Second, corporate America should be aware that, even though a company experiencing data loss may be a crime victim, the public will not view it that way. The public views the individuals whose data was lost or stolen as the victims, even though they may not have experienced actual harm. Plaintiffs’ lawyers are claiming harm from “the anxiety of waiting wondering.” Although it remains to be seen what judges do, it is possible that the public (which makes up juries) might ignore established damages principles and accept that theory. Businesses should keep this in mind when considering a public response.

Third, senior management needs to be immediately available to the media and they should tell the media what they know as soon as possible. They should also move to assure that:

  1. personnel and systems aimed at preventing data breaches are in place;
  2. an investigation is undertaken regarding the cause of the breach;
  3. the situation that led to the breach is being or has been remedied; and,
  4. a top-down review of personnel and systems is underway in order to attempt to prevent future breaches.

Management should quickly communicate these assurances to the public, at the very least, and consider going even further. For instance, ChoicePoint over-notified by a wide margin, issuing nationwide notices (not just to Californians) and also offering assistance to consumers whose information may have been compromised. This sort of extra effort will go a long way toward muting the public outcry. Perhaps most important, without admitting any liability, the company should publicly apologize for any inconvenience the data breach might cause the persons whose data was lost or stolen.

Finally, when a business experiences a major data breach, it should be prepared to defend a variety of claims asserted in various class action lawsuits. The deeper the company’s pockets, the greater the likelihood of a lawsuit. It will likely take years to sort out the legalities of such claims. Until that happens, plaintiffs’ lawyers will continue to test a number of different theories. It appears that the plaintiffs’ bar already hopes this is the next asbestos or tobacco bonanza.

Disaster Preparedness

Companies that developed a “crisis preparedness plan” in the wake of 9/11 should consider including data breaches as part of that plan. Basic crisis preparedness planning includes aspects particularly important to data breach responses:

  1. identifying who will be in charge; and,
  2. identifying specifically which persons are responsible for communicating with various constituencies (i.e., employees, customers, government, media, etc.).
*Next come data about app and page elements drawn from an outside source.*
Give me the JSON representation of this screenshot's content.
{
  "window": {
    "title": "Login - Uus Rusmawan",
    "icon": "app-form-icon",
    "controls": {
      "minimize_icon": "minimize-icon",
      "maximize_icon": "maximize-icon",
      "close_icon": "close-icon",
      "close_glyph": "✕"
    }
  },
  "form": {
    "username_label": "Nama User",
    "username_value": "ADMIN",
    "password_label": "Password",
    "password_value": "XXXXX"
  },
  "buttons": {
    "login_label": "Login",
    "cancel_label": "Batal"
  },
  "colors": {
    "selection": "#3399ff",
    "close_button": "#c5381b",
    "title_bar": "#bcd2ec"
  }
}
Such a plan might also anticipate other important issues. Who should be contacted in addition to those required by disclosure statutes? Are there friendly media contacts identified in advance? What regulators should be notified and how? This is not just a plan for PR spin. It should set forth precisely what the company intends to do in the event of a data breach. The spate of data breaches in 2005 has shown that companies that respond quickly fare far better.

Privacy concerns are at an all-time high. Government is imposing new and significant regulation. The way companies store and use personal data is now a matter of national policy debate. Depending on the business, a data breach can bring a company to its knees. At the very least, it can expose a company to significant potential liability. Senior management needs to recognize the risk and anticipate a response. Waiting until a breach occurs will leave a company flat-footed, and the public response will be costly.